__WORK TO BE COMPLETED__: Reproduce each line from the records that holds "title".

--- RECORDS FOR THE TASK ---

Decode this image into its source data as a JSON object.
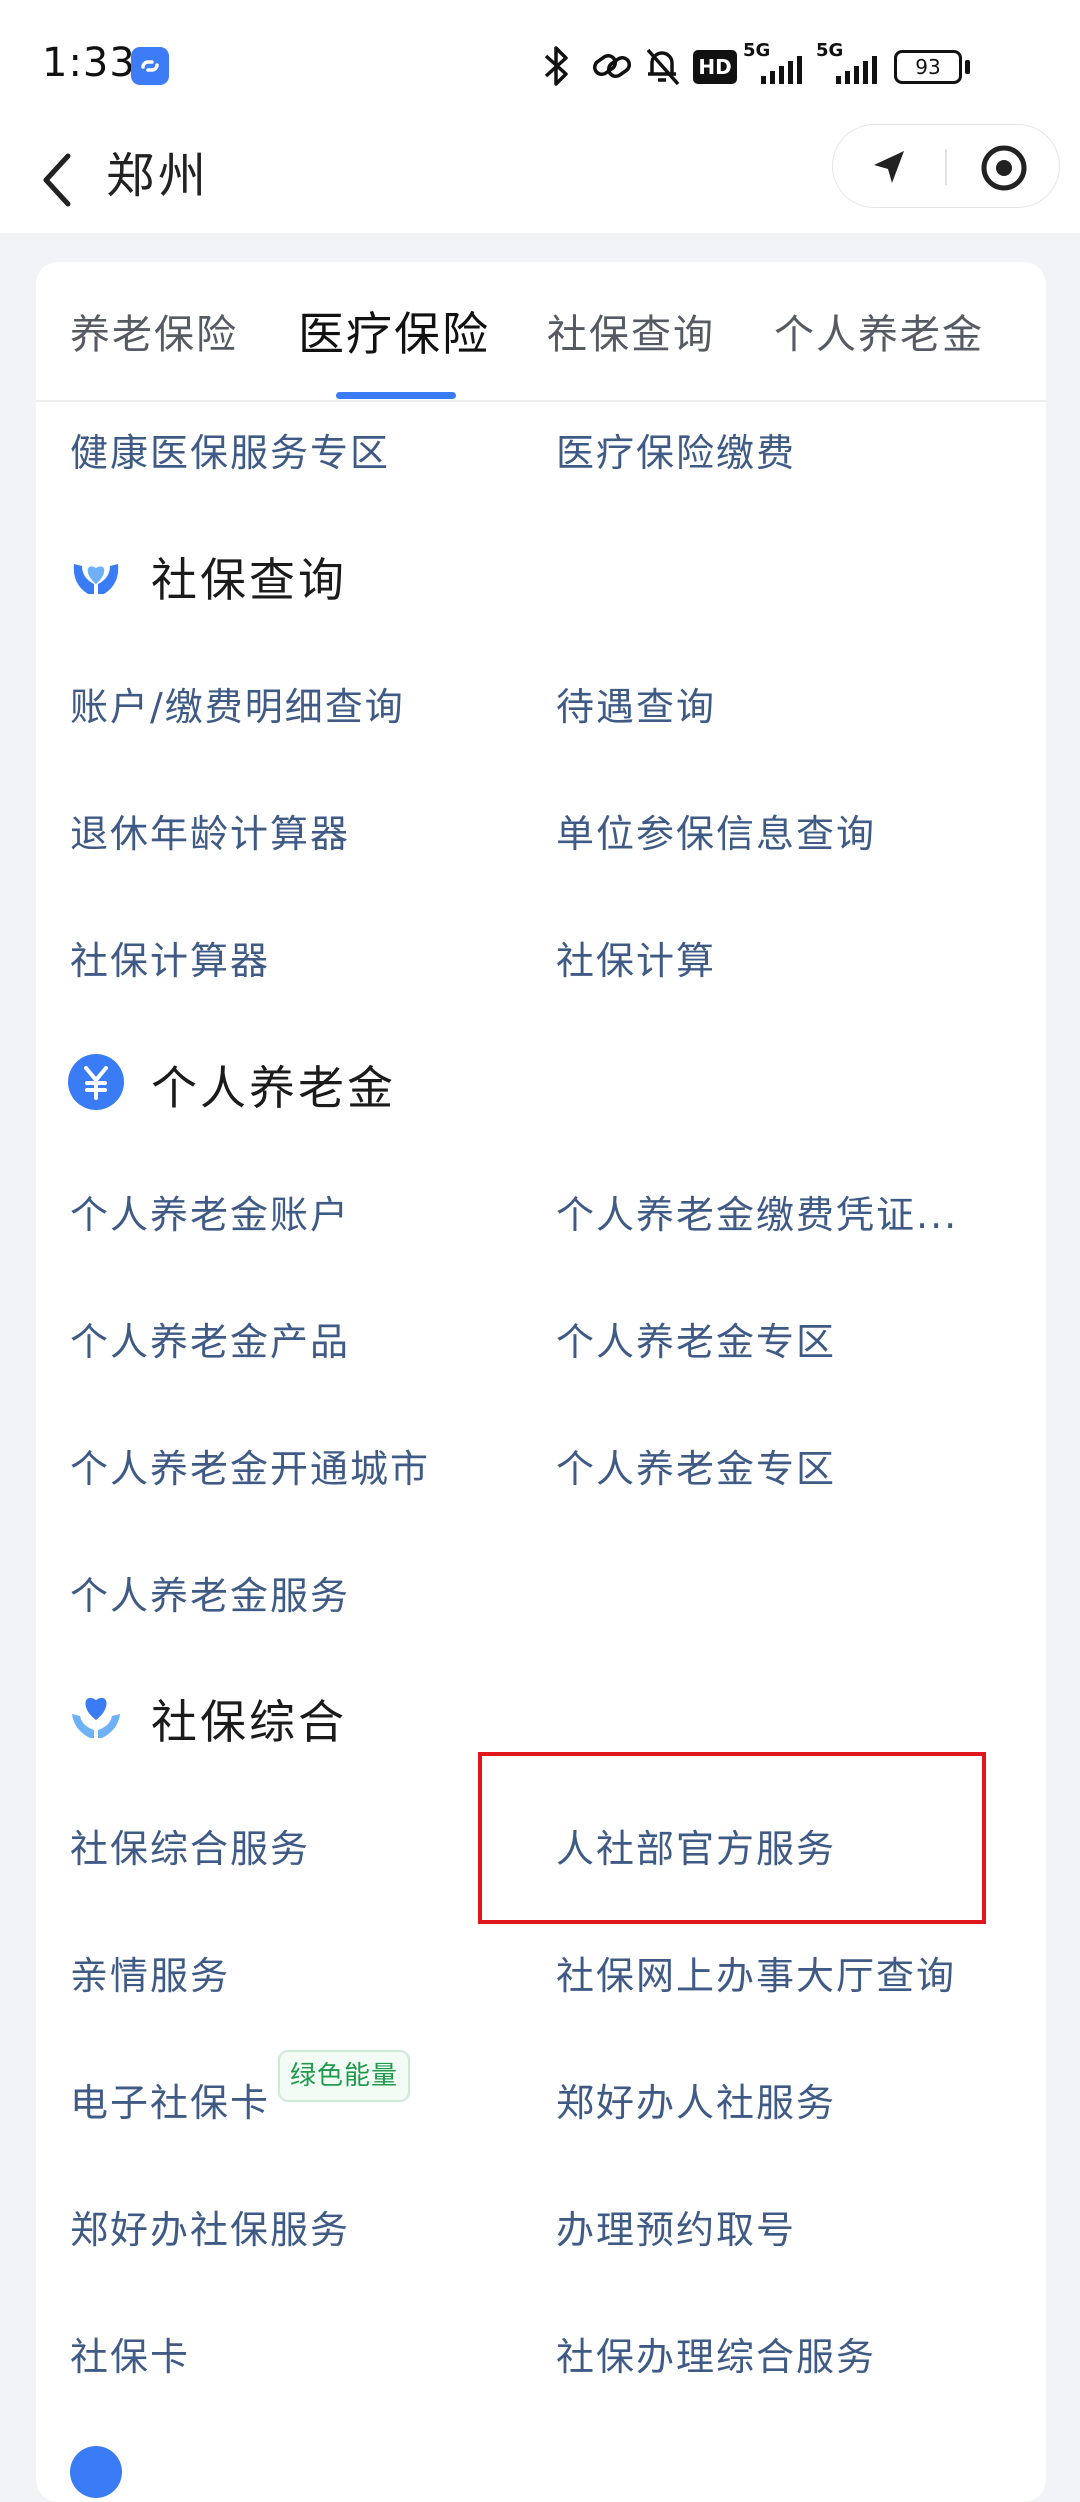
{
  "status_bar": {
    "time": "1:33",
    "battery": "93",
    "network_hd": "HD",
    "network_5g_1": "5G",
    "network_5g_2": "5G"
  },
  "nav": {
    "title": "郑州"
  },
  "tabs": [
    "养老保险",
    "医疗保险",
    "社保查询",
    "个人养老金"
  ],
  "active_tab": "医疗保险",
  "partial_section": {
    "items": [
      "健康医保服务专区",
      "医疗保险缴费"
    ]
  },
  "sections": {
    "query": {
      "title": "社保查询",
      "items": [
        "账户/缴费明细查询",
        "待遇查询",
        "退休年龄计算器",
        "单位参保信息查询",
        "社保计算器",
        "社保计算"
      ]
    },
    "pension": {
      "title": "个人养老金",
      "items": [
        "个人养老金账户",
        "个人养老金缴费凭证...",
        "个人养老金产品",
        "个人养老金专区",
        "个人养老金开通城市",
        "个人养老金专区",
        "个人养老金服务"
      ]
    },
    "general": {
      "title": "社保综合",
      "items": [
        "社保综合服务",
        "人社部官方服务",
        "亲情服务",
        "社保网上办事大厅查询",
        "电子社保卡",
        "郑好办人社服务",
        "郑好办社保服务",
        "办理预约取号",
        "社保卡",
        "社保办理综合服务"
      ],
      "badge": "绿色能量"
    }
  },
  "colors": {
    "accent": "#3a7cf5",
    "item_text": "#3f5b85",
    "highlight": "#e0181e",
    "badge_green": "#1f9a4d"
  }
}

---

__SOLUTION TO THE EXERCISE__:
    "title": "郑州"
      "title": "社保查询",
      "title": "个人养老金",
      "title": "社保综合",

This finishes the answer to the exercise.